Based on our many years of running programs and countless conversations with girls, parents, caregivers, and educators, we know that our work is impactful, yet we’re always so deeply moved to hear how our programs and tools help people make positive change in their lives. We recently had an opportunity to chat with Anna Seabolt, a math teacher at Latitude High School who participated in our in-person professional development last summer at Mills College. (Registration for our three-day professional development training in June just opened; please join us!)
As a math teacher, why is confidence-building and strong relationships at the center of your teaching practice?
One of the main things that holds kids back as they learn math is feeling like they are going to look stupid in front of their peers. At our school we talk a lot about making mistakes to learn, but in traditional grading practices, kids lose points for making mistakes. So, in math class there are often negative consequences to making mistakes.
At the beginning of the year, kids are hesitant to put things down on paper because they are worried about these mistakes. So a big part of my work is trying to instill confidence in my students and teach them that if you have anything to say or any thinking to show, that is worthwhile. One thing that helps a lot is that I shifted from precision-based grading (right or wrong) to competency-based grading. For example, if you can write an equation based on some numbers, even if the numbers aren’t exactly right, but the equation is based on the structure, that matters. There are different ways to be smart and show competency and this approach helps kids feel more confident to put more on paper.
What drew you to sign up for Girls Leadership’s professional development training?

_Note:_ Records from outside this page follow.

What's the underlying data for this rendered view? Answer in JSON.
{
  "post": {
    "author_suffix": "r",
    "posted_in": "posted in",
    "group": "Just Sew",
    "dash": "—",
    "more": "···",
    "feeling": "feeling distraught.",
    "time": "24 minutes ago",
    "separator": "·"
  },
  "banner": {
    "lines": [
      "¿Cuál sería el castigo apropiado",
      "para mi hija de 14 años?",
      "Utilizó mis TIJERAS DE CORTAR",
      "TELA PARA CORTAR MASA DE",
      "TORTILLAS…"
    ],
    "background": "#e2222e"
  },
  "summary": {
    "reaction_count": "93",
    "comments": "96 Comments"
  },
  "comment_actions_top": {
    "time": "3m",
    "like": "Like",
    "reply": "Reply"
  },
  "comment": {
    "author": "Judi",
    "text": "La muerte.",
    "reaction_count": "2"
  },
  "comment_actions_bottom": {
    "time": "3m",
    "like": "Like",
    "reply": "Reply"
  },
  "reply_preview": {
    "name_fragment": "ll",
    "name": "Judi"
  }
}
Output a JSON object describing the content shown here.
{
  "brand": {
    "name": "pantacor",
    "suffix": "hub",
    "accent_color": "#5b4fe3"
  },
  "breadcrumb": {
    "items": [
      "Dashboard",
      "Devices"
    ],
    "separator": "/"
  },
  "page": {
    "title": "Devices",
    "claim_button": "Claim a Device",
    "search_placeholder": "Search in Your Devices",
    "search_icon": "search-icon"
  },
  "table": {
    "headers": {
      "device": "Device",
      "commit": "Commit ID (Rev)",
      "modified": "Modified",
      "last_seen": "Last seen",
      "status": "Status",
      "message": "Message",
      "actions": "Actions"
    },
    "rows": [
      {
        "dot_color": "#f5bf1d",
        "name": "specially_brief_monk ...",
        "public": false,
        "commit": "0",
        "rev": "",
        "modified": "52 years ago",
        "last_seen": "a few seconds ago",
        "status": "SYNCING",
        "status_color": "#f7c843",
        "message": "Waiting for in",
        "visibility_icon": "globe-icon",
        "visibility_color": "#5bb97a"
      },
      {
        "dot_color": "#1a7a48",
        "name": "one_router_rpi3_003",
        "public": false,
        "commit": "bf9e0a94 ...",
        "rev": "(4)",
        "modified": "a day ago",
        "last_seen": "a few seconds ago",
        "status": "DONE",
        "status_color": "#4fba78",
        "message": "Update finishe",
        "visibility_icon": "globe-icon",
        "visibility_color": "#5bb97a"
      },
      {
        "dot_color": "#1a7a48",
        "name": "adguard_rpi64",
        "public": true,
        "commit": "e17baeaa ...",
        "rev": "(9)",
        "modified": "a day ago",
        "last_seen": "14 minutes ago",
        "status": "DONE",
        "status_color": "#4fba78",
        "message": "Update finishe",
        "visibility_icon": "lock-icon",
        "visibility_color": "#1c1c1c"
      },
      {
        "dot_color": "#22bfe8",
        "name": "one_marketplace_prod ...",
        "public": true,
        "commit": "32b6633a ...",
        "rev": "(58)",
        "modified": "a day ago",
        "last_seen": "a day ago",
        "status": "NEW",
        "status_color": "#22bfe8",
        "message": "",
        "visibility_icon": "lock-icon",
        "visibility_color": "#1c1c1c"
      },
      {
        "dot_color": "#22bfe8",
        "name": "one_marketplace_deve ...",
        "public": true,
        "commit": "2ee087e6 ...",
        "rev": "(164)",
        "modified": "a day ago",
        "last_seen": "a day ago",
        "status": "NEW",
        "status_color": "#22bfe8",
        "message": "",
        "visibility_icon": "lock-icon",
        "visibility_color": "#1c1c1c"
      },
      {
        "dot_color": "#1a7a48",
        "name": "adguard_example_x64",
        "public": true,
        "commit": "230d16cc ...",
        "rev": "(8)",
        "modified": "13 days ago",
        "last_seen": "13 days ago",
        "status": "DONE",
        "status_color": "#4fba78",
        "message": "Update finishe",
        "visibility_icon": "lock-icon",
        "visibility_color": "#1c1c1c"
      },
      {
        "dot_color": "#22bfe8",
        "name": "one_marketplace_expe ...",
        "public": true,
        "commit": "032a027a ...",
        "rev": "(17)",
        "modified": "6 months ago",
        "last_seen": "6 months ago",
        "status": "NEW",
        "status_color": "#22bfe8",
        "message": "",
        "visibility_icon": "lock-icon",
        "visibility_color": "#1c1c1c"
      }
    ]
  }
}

Social and emotional learning (SEL) goes hand in hand with building confidence in young people so it made sense. I didn’t know a lot about Girls Leadership before signing up, but I also saw that another teacher I wanted to get to know better signed up, which helped encourage me toward the program.
How has your Girls Leadership experience served your work with young people at Latitude?
Personally, that first day was about wellness and taking care of yourself before you can take care of others. That was powerful. In this job a lot of times teachers can be so altruistic, and if you don’t take care of yourself, the reality is, you can’t be your best for others. I really appreciated the mindfulness activities and found the Chinese medicine portion really interesting.
Also, I teach seniors and the kids in my class are nervous about the future. And when you are living in the future like that, it can be hard to be present. So, remembering that they don’t have the skills at this moment for self-care to be their best selves reminds me to take a step back and assume best intentions based on what they are bringing into the classroom. Another teacher said something I really appreciated — that their mantra is “SOFTEN” every time he approaches a kid — to approach gently. For example, asking how a student is doing instead of why they aren’t doing something is a far more empathic approach.
I enjoyed a lot of the professional development activities and starting each day with one of the activities and doing it with a group that was invested in the program showed the potential of how the activities could work in class.
What is one of your favorite Girls Leadership tools to use with young people?
Outside of my regular classes, I have an Advisory group that includes mixed grades. At the beginning of the year they were hesitant to get to know one another but we have done so much community building and service projects which has helped a lot.
From the Girls Leadership professional development, I have implemented a “Comfort Zone and Boundaries” exercise that has helped kids get to know each other without writing or speaking. I found that taking the emphasis off of language was helpful and having a movement activity was really fun for the students. In this exercise students move around to different zones in the classroom that indicated whether something felt in or out of their comfort zone. Some kids were yelling out things like “snakes!” or “pickles!” but this also allowed kids to show their choice without having to voice it and that helps kids who are quiet.
Why are Girls Leadership’s programs particularly important now?
Everyone has been a little traumatized after COVID. Having to wear your mask is another layer of wall to connection. And everyone is lonely and out of practice with socializing. So it’s important that we show kids how to interact again.
I can be introverted so it’s probably not surprising that I got a lot more internally out of the program. Many people felt connected to one another and there has been talk of reunion. I didn’t necessarily deeply connect in that way, but it was good to learn how to be in the world again. There were women from all over and they found this sisterhood, which was cool to watch.
It was also nice to be in the group without having to be extroverted in the group. We talked about the difference between belonging and being in a group — that you can be in a group without feeling like you belong. At the program I participated in, even if you weren’t the most talkative and people didn’t know a lot about you, there was an intentional effort to make sure that everyone knew you belonged, no matter how you presented, which was really great.
Anything else you want to share?
I really appreciated the program’s partnership with Sacred Roots and the intentionality of bringing together a diverse group of people. As a White person I am not usually the odd person out, and at this training, it was a really good thing to be in the minority — both as a White person and math teacher.